This week’s Washington Post magazine story, “Invasion of the Computer Snatchers,” should serve as yet another wake-up call to internet users who do not take precautions against software intrusions. Brian Krebs profiles a programmer who hacks home computers to install adware and spyware – thousands per day. In a survey last spring, we described spyware and adware and 43% of internet users, or about 59 million American adults, say they have had such a program on their home computer. A separate survey conducted by AOL and the National Cyber Security Alliance shows that this is a low estimate. Like us, they asked respondents if they thought they had spyware or adware on their computer and 46% said yes. But then, living out the dream of every survey researcher, the AOL/NCSA team walked over and did an immediate scan of the person’s home computer to check their answer. Not surprisingly, a lot more people actually had spyware or adware: 62% of respondents. The AOL/NCSA team showed each respondent the results of their home computer scan and asked some follow-up questions.

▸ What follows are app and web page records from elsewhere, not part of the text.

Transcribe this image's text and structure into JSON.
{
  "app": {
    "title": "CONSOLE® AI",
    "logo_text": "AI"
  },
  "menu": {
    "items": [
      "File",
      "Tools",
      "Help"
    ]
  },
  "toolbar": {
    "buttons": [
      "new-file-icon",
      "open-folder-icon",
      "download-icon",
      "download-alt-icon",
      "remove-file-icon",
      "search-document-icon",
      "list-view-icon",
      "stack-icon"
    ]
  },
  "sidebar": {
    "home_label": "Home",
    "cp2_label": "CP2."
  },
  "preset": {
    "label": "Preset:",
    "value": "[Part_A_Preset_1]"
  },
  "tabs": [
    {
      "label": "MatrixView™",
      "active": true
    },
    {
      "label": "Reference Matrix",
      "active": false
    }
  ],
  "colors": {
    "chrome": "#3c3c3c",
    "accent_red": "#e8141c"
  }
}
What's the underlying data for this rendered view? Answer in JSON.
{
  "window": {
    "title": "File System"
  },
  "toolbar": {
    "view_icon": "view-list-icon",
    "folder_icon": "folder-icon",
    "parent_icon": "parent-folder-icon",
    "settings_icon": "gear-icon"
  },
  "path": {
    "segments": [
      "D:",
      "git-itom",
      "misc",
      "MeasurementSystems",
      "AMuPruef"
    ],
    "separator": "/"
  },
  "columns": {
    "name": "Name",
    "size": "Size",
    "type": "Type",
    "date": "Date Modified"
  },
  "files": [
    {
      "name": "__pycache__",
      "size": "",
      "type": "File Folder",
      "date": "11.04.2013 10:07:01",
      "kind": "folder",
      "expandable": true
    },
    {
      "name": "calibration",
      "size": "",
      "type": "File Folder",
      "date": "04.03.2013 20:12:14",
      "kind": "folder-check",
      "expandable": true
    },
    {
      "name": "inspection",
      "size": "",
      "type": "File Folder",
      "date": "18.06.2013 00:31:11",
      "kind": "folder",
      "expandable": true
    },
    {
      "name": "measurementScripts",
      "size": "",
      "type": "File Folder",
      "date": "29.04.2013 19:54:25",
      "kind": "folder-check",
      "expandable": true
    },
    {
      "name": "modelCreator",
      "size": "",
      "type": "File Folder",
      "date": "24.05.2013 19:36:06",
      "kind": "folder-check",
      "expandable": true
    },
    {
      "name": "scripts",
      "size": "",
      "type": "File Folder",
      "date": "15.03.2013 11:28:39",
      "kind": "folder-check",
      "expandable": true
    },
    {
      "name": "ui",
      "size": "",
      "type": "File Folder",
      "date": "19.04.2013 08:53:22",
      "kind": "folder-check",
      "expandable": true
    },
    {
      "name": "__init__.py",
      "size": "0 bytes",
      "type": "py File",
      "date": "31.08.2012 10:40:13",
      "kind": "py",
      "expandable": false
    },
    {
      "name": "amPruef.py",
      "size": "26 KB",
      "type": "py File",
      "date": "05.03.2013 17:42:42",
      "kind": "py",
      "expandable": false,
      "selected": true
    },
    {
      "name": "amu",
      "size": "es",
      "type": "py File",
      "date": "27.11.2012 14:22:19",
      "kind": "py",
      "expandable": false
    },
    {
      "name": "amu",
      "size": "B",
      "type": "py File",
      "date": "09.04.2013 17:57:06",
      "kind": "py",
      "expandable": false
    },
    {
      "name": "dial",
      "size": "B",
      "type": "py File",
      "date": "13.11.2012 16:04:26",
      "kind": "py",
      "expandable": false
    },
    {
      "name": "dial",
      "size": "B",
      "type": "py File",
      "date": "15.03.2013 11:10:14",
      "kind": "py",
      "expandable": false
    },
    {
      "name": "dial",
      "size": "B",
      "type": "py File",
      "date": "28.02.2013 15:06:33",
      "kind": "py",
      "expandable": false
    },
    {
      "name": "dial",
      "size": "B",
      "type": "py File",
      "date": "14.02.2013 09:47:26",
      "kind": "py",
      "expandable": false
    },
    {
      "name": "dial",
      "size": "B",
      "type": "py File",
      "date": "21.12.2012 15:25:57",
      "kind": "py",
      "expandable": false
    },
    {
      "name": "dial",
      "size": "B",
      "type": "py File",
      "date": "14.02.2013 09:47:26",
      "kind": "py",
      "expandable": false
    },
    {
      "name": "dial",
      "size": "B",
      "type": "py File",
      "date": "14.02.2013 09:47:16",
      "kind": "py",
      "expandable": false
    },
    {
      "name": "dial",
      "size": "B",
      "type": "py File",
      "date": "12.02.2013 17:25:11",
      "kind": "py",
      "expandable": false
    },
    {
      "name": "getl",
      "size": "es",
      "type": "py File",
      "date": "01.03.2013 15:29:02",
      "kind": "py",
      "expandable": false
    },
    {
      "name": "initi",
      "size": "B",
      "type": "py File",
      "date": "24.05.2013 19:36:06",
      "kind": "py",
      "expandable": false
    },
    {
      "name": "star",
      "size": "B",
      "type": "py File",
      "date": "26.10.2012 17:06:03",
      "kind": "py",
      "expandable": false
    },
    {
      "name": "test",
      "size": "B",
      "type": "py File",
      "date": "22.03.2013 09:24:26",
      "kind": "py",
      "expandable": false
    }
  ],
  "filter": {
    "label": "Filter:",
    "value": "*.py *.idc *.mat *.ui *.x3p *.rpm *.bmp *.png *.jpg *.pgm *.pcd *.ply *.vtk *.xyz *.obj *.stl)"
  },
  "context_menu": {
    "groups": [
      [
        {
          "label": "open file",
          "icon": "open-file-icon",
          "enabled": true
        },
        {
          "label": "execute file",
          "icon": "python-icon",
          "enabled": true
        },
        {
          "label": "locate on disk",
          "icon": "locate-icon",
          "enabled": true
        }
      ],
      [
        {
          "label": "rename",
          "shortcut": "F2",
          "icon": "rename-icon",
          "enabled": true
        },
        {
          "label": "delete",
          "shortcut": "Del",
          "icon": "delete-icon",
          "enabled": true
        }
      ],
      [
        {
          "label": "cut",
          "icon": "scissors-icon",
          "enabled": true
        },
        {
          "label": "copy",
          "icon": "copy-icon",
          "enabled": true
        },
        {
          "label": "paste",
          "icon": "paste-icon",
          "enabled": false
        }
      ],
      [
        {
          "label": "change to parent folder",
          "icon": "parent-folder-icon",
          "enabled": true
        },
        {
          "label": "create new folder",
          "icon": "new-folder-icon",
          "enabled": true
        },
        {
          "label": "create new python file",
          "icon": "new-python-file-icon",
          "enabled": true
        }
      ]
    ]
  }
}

  • 92% of respondents said they did not know the programs were on their computer.
  • 91% said they had not given permission for someone to install those programs.
  • 81% accepted the technicians’ offer to remove all of the mysterious programs from their computer. This was the second year of the AOL/NCSA Online Safety study and I hope it continues, not only because the data shed light on the issues, but because for some internet users, it is the only way they will ever be able to rid their machines of unwanted software.